Work to be completed
In the entries that follow, find every line containing "Example" and copy it.

Records to use
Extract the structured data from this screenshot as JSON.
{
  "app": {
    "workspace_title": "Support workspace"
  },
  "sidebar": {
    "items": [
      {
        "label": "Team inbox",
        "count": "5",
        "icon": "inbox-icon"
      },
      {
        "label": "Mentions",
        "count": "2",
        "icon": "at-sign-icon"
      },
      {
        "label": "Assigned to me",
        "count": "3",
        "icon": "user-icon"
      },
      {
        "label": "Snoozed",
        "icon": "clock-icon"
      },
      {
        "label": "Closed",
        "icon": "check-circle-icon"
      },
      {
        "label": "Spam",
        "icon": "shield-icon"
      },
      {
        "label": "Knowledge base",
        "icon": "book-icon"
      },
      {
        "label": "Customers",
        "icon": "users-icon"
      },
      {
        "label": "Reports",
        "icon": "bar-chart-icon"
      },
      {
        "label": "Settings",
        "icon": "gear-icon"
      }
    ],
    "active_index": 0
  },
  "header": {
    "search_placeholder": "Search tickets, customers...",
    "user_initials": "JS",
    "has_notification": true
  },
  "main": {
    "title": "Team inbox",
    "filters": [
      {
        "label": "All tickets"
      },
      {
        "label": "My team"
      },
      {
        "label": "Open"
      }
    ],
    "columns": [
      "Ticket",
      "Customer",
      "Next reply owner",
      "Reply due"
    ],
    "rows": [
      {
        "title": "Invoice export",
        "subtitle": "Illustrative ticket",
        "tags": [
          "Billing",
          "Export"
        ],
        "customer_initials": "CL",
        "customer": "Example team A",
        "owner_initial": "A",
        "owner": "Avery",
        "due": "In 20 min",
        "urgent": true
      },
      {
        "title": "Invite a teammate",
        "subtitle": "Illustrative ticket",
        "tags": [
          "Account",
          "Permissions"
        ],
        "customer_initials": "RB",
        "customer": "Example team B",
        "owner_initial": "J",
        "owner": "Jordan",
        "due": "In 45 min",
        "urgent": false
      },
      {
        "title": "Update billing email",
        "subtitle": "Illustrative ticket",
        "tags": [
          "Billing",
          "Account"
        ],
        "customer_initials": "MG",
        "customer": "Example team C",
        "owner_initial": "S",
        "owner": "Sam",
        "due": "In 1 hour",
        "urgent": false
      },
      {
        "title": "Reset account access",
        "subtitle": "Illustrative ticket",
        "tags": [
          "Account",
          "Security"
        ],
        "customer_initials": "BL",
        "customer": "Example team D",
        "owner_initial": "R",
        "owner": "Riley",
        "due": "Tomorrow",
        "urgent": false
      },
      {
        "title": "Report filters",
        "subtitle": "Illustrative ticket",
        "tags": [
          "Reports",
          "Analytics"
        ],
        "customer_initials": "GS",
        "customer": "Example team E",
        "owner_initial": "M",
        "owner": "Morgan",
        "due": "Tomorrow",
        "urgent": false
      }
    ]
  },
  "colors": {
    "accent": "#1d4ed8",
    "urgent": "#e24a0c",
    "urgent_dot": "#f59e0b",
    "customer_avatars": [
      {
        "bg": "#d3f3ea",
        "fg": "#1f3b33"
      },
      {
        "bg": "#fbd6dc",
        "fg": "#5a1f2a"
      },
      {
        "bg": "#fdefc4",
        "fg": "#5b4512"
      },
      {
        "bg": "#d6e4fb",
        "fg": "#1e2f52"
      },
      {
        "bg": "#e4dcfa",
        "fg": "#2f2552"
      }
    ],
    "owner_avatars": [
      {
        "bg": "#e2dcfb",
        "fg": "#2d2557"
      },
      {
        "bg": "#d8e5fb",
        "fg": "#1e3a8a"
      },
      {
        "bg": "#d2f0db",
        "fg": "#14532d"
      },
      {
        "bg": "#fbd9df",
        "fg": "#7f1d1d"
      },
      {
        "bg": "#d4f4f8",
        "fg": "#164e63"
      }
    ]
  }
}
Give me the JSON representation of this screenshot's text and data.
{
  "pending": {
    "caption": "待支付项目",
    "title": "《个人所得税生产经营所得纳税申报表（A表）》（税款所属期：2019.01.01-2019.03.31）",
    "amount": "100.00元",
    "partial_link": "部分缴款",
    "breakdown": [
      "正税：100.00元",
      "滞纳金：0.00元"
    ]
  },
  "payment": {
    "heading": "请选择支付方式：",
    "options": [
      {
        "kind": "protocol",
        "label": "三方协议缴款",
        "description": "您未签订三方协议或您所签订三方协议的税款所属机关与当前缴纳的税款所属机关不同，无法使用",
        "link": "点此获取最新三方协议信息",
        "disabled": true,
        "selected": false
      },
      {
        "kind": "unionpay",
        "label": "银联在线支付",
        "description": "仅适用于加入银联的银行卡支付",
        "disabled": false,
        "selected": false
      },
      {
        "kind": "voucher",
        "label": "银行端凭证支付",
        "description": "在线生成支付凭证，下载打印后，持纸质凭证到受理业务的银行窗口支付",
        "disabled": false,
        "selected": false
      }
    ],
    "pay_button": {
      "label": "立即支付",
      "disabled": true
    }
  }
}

Solution to the exercise
        "customer": "Example team A",
        "customer": "Example team B",
        "customer": "Example team C",
        "customer": "Example team D",
        "customer": "Example team E",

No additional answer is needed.